ERIN – Several residents here say they have been stopped in their vehicles by an OPP officer and told to go home, even though they were complying with all laws as well as new COVID-19 isolation/gathering restrictions imposed by the province.
However, representatives of both the West Region and Caledon OPP say their officers are not involved in such practices.
The complaints received by the Advertiser involve incidents between April 2 and 5 on Wellington Road 124 around the village of Erin.
Alanna Barbara of Erin says she and her husband were pulled over by an OPP officer just before 5pm on April 2 – her birthday – on 124 west of the village of Erin.
The officer told them they shouldn’t be out “unless it was an emergency” or to purchase “essentials – and it takes one person to do that,” she said.
“He said we ‘cannot go for a drive just because we’re feeling depressed and want to get out of the house,’” Barbara stated.
She added the officer said he would charge her the next time and he also told her to share her experience with others.
Feeling her rights “were ripped away,” she called the Wellington County OPP station in Rockwood, but was told local officers were not responsible.
“Wellington County members are not stopping drivers for COVID19-related reasons.

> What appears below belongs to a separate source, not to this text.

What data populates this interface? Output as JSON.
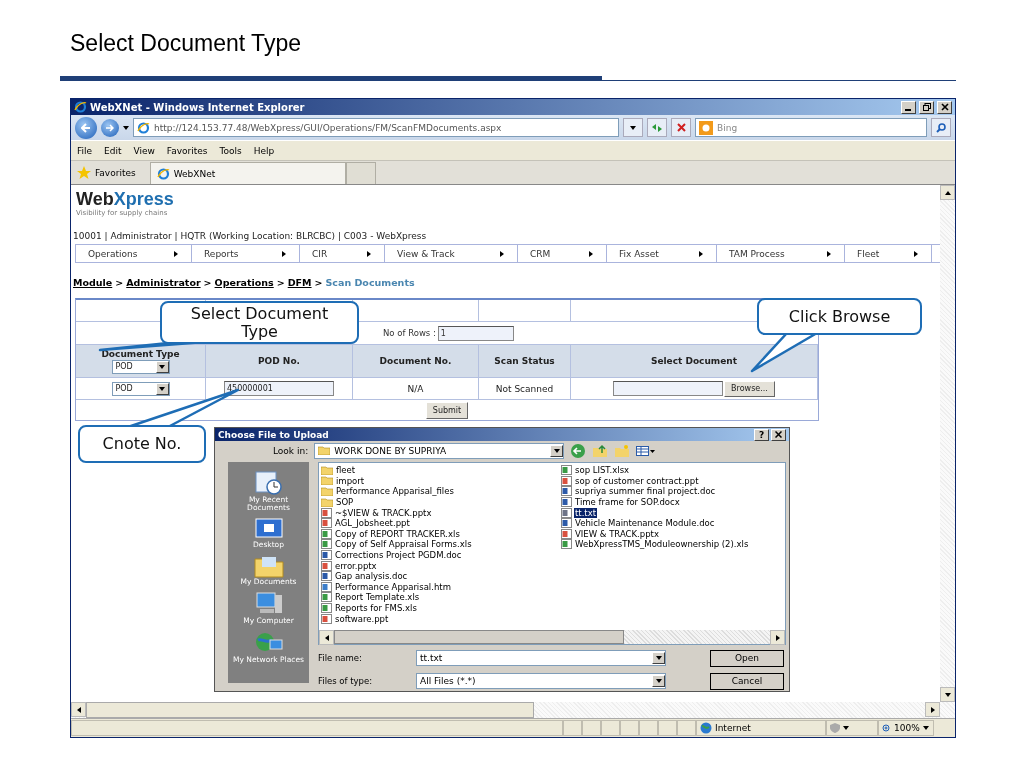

Perhaps it’s another police service,” West Region OPP spokesperson Derek Rogers told the Advertiser.
The next closest OPP detachment is in Caledon, but spokesperson Iryna Nebogatova said officers there are not responsible.
“At this point, Caledon OPP is unaware of any of its members conducting such enforcement…” stated Nebogatova.
“Caledon OPP has taken a proactive approach in reaching out to all of its officers inquiring about such enforcement, and ensuring that none of our members are engaged in such practice.”
It may not be the solution she was hoping for, but Barbara wants to ensure the man she calls a “power-tripping cop” doesn’t stop others.
“I’m hoping this enlightens many, including the OPP,” she stated.